The Nationalist offensive in Murcia ground on slowly but inexorably although encountering stiffer resistance (now 10 CF per hex) and tougher terrain. Troops advancing from Albacete took Hellin and begin to threaten the flank of Loyalist forces still holding strong positions south and west of the Segura river. A second thrust along and north of the Jucar river valley northeast of Albacete has reached Cabanas-Ibanez (hex 3607) and is approaching the border of Valencia province. Losses on both sides were moderate (one HX).

All other fronts remained quiet.

While merchantmen again transferred troops from Morocco, the Nationalist Airforce staged another major effort. A motley assortment of fighters and attack bombers struck the remnants of the Republican Fleet at anchor at Cartagena. Defending I-15 “Ratas” and heavy anti-aircraft fire (5col) forced most of the attackers to turn tail with some losses, but a flight of intrepid Nationalist He-51 fighterbombers got through at deck top and sank the cruiser *Libertad,* one of the last capital vessels under government flag. Another major air raid was launched against the Valencia airbase and inflicted some damage and destroyed aircraft on the ground.

Cartagena has proved anything but a safe haven for the Fleet but, unfortunately, no other port now is out of range of the dauntless Nationalist Airforce.


Reeling from the Nationalist onslaught and trying to preserve the integrity of their front, the Loyalists in Murcia staged a tactical retreat, falling back along the Cuenca-Valencia rail line toward Requena (hex 3506) and from the foothills of the Sierra de Segura toward Cieza. Although they gave up good defensive terrain, their front is still strong, however, and in no danger of collapsing.

All other sectors remained quiet.

While the Navy are still licking their wounds, long-range Po-540 bombers made another unsuccessful attempt to disrupt communication by bombing Madrid’s rail yards.

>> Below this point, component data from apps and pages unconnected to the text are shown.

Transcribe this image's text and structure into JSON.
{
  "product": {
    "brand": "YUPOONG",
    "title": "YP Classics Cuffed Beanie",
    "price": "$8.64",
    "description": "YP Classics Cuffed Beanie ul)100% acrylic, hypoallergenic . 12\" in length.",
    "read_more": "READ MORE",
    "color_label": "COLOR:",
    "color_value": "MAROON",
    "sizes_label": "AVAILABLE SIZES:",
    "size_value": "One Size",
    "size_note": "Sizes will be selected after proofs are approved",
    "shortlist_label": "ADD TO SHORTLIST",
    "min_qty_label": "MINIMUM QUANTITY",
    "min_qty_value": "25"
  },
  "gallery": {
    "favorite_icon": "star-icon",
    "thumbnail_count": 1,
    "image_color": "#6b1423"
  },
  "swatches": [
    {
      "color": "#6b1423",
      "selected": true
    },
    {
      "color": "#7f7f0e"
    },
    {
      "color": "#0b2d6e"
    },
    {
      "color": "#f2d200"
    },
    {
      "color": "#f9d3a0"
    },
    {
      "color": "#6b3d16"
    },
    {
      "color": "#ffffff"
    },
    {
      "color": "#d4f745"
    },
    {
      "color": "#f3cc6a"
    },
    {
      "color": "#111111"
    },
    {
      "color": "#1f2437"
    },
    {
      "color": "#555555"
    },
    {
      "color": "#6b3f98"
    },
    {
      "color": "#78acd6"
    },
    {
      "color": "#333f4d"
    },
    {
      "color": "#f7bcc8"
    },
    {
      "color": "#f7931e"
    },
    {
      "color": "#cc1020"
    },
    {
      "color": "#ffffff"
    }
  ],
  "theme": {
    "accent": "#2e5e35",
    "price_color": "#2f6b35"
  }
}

The front now extends in a narrow arc from forward of Cartagena, Cieza,Yekla, Teruel, and Lerida to the Pico de Aneto west of Andorra, at no place more than 100 miles (6 hexes) from the coast. The farthest protusions are in the mountains just west of Terual (hex 3305), at Fuentes del Ebro down-river of Zaragoza (3033), and at the National Park in the high Pyrenees (2927).

Play is now quite sluggish. The Loyalists have a surplus of attack supply, an overflowing replacement pool (62 RE), and practically no accrued Rpls except for Anarchists. They cannot really risk attacks because any HX or EX result would greatly benefit the Insurgents. The Insurgents, in contrast, have a superabundance of accumulated InfRpls (now over 100) and an almost empty replacement pool except for artillery, but have used up their reserves of attack supply. They don’t have to fear losses at all (in fact, they’d welcome them because the rebuilt units could be used to ferry attack supply forward from factories or ports), but they can’t afford to spend attack supply unless success is reasonably assured. Against the strong Loyalist line and with an average of only just over 4ASP arriving per turn, this restricts them to about two attacks per turn. Moreover, without motorized artillery their puny c/m forces remain unsupported if they exploit any gap created by an attack, and so can do no more than embark on suicidal missions that delay Loyalist reinforcements. As a result, in most turns nothing happens beyond a one-hex gain by the Insurgents in one or two places while all other sectors remain quiescent. At least in October an upgraded Madrid factory will come on stream and upgrading of Bilbao’s will be completed, but at that time ASP imports dwindle and good campaign weather will be at its end. Were it not for the ASP limitation, the Insurgents by now could stage “yellow jello” attacks all over and have the Loyalists collapse from attrition in no time at all.

The bugging down into 1918-style warfare is not ahistorical for 1937, even though the reasons for it are different in the game. Also, the only way the Insurgents can break the stalemate is different: only by constant and persistent attrition, not by a decisive victory followed by deep pursuit, which is an impossibility in the game.

Trench warfare is not entirely dull, however. It also requires tactical skills, though rather different ones from those in mobile warfare. But let me not give my worthy opponent ideas …..